When your life is defined by irrational suffering, stasis does not satisfy; it frustrates (better yet, infuriates). At the moment I asked “what else?” I looked around and saw a host of happy White faces. I didn’t see any confining “zero tolerance rules” or metal detectors in these schools. No, they continued to live their lives in what looked to me like effortless bliss while we endured–while we suffered. They were oblivious to what was going on in Detroit only a few miles away.
The evidence is compelling that most people in power are not willing to sacrifice privilege and comfort for justice and equity. #BlackLivesMatter must also be for them, but not like it is for me. For me it is about a constant struggle. For them it must be about education.
James Baldwin wrote:
White people in this country will have quite enough to do in learning how to accept and love themselves and each other, and when they have achieved this–which will not be tomorrow and may very well be never–the Negro problem will no longer exist, for it will no longer be needed.3
I pray for the education of White people, an education that must involve lessons on a love so deep that it turns the hate that stems from White fragility into strength, security, and peace. Carter G. Woodson famously wrote a book titled The Miseducation of the Negro. #BlackLivesMatter has revealed quite another narrative: “The miseducation of Whites.” In remaking this narrative, I hope that we can enlist schools to help White children find a love that will halt the hateful policies that support redlining, gentrification, high stakes testing, and others that persecute black and marginalized children, and instead recognize that we all deserve to live up to our full potentials.

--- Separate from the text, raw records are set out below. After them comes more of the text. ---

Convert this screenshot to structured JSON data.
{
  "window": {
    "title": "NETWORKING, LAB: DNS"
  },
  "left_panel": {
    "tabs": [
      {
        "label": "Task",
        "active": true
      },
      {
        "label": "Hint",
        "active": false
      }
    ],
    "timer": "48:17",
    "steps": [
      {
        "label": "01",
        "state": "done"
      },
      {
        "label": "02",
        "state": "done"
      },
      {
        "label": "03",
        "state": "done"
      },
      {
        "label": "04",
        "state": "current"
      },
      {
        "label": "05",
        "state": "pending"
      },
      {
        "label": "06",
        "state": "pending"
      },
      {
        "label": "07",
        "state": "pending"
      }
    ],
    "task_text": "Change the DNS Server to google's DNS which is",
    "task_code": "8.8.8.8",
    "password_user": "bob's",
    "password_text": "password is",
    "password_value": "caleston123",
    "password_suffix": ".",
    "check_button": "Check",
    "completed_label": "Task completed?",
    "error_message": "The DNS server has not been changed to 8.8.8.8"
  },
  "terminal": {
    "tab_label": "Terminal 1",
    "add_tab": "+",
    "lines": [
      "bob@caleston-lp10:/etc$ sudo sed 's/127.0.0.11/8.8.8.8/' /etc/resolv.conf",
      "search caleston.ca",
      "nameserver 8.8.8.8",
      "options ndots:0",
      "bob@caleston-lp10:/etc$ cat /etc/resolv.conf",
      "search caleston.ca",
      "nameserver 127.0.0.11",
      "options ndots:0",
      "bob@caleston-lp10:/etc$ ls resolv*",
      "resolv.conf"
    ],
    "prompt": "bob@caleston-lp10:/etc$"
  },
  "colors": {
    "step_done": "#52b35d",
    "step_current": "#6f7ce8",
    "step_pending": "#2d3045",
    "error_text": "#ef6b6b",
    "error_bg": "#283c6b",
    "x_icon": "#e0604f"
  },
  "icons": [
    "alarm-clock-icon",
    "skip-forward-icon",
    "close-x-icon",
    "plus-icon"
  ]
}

Cornel West makes a compelling argument for a new awakening for democracy in America.4 This awakening, however, won’t focus on training elites and workers. It won’t succumb to the spell of capitalism, fixating on career and college readiness. It will use schools to prepare children to be better adults, to help them participate in a multicultural democracy on terms more human than what currently exists. It will use schools to develop youth human capacities (what David E. Kirkland calls “civic readiness”), where being a citizen means not being a racist. When we address the miseducation of white people, everyone is better served.
When that happens the Michael Bennetts of the world will not have to worry about police officers putting guns to their heads. Children like Tamir Rice and Aiyana Jones will not have to worry about dying too soon. Parents like Eric Garner and Korryn Gaines would still be here for their children. And everyone would have access to equitable housing, quality education, and affordable healthcare.
Until this awakening, I will remain hopeful. I believe in love, and I believe in the power of community building. We can start with the principles of #BlackLivesMatter which will help us remake education and get us closer to a more just, equitable, and loving society.
- Garza, A. (2014). A herstory of the# blacklivesmatter movement by Alicia Garza. The Feminist Wire, 7.
- Lorde, A. (2012). Sister outsider: Essays and speeches. New York: Crossing Press.
- Baldwin, J. (1963). The ﬁre next time. New York: Dial.
- West, C. (2005). Democracy matters: Winning the fight against imperialism. New York: Penguin.
Hui-Ling Malone is a doctoral student in urban education at New York University. She can be reached by email at: firstname.lastname@example.org.